People Who Are Not Like Us Dept.:  In January 2016 Beyonce filed an application to trademark the name of her daughter Blue Ivy.  Blue Ivy, she reportedly argued, is a cultural icon.  The application is being opposed by Blue Ivy, a Boston wedding planning service; Beyonce has called that Blue Ivy's opposition as "frivolous."  Pot, kettle, anyone?

Hemingway's Sex Novel:  That's what his classic novel A Farewell to Arms was called when it first came out.  The book was rigidly banned by schools and libraries.  A list of banned books from the past is laughable, just as list of today's banned and/or challenged books will be laughable to future readers.  I like Harlan Ellison's advice to students who have been told they could not read a certain book because it has been banned:  Run, don't walk, and find the book and read it.

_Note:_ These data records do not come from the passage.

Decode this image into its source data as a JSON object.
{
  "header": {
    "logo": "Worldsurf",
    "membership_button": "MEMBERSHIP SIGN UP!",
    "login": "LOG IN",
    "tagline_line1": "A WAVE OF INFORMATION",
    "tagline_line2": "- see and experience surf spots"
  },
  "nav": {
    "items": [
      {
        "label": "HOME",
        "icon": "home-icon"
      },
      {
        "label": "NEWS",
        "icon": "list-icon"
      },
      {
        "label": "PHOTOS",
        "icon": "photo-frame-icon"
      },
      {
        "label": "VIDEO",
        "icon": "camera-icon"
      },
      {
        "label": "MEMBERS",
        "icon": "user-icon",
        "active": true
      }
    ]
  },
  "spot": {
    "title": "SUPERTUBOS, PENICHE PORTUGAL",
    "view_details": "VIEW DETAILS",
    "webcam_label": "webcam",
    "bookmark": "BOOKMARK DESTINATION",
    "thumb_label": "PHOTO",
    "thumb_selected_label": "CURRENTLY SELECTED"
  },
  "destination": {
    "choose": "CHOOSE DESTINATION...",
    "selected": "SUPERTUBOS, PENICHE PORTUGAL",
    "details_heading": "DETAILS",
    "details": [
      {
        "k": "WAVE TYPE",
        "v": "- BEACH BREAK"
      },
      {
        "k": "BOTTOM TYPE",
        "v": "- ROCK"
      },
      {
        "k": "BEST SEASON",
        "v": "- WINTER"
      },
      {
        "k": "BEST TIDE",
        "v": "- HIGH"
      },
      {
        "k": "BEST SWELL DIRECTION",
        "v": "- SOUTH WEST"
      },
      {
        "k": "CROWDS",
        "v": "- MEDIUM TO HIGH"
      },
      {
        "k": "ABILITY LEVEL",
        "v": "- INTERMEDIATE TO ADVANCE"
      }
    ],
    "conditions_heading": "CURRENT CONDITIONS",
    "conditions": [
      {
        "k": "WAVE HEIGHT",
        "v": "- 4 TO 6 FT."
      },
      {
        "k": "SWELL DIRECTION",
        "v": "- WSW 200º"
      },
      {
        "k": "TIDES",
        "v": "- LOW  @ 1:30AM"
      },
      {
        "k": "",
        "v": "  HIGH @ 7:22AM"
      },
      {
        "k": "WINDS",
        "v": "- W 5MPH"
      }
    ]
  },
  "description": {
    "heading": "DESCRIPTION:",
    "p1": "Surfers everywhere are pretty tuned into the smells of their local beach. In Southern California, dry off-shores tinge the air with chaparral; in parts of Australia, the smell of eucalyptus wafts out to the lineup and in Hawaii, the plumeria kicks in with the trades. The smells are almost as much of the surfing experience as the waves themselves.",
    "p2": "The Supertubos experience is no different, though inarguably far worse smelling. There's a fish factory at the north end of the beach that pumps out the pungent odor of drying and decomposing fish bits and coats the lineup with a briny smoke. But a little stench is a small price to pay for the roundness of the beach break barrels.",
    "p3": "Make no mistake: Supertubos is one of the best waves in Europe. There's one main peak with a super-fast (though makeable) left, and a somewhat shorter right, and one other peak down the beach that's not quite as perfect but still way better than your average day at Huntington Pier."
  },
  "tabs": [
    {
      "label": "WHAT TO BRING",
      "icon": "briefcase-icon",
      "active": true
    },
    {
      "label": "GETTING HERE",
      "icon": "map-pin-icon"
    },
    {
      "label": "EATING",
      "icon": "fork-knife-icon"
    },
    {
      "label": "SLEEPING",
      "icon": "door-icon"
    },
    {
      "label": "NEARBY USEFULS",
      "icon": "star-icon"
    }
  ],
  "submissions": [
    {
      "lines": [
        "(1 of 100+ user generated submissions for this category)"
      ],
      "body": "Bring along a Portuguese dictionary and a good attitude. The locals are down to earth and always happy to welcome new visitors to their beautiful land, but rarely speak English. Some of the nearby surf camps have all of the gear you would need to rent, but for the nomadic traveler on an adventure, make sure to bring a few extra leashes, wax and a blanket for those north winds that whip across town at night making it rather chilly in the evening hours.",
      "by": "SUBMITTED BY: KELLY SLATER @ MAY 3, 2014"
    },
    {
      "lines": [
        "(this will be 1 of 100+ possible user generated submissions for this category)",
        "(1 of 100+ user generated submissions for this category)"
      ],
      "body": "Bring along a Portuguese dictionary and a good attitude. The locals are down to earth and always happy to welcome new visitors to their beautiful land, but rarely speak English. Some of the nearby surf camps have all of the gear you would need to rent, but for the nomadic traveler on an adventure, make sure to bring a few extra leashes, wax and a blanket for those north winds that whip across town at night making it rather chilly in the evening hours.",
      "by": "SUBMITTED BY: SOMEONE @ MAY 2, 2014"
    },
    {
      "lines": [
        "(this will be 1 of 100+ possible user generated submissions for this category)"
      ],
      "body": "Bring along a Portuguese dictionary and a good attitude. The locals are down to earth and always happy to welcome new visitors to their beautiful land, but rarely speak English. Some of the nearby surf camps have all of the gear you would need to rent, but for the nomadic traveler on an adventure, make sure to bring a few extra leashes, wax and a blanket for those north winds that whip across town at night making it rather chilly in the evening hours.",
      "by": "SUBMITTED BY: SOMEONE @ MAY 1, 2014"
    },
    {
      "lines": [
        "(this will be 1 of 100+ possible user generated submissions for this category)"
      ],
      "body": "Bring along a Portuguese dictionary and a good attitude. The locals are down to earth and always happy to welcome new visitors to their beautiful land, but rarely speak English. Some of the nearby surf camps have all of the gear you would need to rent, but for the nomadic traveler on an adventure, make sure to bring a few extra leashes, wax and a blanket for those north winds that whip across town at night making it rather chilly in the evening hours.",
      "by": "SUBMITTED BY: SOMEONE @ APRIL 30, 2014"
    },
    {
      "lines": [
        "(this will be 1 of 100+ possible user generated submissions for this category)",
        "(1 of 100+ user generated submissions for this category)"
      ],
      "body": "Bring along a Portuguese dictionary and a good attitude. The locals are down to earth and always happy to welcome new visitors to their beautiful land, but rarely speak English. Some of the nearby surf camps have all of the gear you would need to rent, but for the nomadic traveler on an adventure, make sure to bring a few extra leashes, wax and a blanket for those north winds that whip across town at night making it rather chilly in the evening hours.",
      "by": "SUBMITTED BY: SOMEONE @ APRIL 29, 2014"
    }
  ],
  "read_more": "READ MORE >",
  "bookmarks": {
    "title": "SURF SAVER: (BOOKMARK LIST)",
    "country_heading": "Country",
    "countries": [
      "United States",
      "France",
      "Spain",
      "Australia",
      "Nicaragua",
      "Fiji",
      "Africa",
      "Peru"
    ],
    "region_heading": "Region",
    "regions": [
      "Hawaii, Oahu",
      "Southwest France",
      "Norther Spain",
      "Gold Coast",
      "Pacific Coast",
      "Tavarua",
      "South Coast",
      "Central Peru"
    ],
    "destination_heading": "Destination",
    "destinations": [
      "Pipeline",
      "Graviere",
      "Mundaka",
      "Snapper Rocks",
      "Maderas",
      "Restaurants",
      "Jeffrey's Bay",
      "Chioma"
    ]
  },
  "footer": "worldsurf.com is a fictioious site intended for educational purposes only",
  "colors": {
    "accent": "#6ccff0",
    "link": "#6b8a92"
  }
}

What's your favorite banned book?  Catcher in the RyeHuckleberry FinnThe Satanic VersesThe BibleThe Call of the Wild?  One of the Harry Potter books?  Or some other so-called subversive book that happens to sing to you?

Today's Poem:
A Hero

He was so foolish, the poor lad,
He made superior people smile
Who knew not of the wings he had
Budding and growing all the while;
Nor that the laurel wreath was made
Already for his curly head.

Silly and childish in his ways;
They said, "His future comes to naught."
His future!  In the dreadful days
When in a toil his feet were caught
He hacked his way to glory bright
Before his day went down in night.

He fretted wiser folk -- small blame!
Such futile, feeble brains were his.
Now we doff hats to hear his name,
Ask pardon where his spirit is,
Because we never guessed him for
A hero in the disguise he wore.

It matters little how we live
So long as we may greatly die.
Fashioned for great things, O forgive!
Our dullness in the days done by!
Now glory wraps you like a cloak
From us, and all such common folk.

-- Katherine Tynan

1 comment:

  1. Love the good things list; I skipped the other. What a lot of work compiling this is. Have a great week.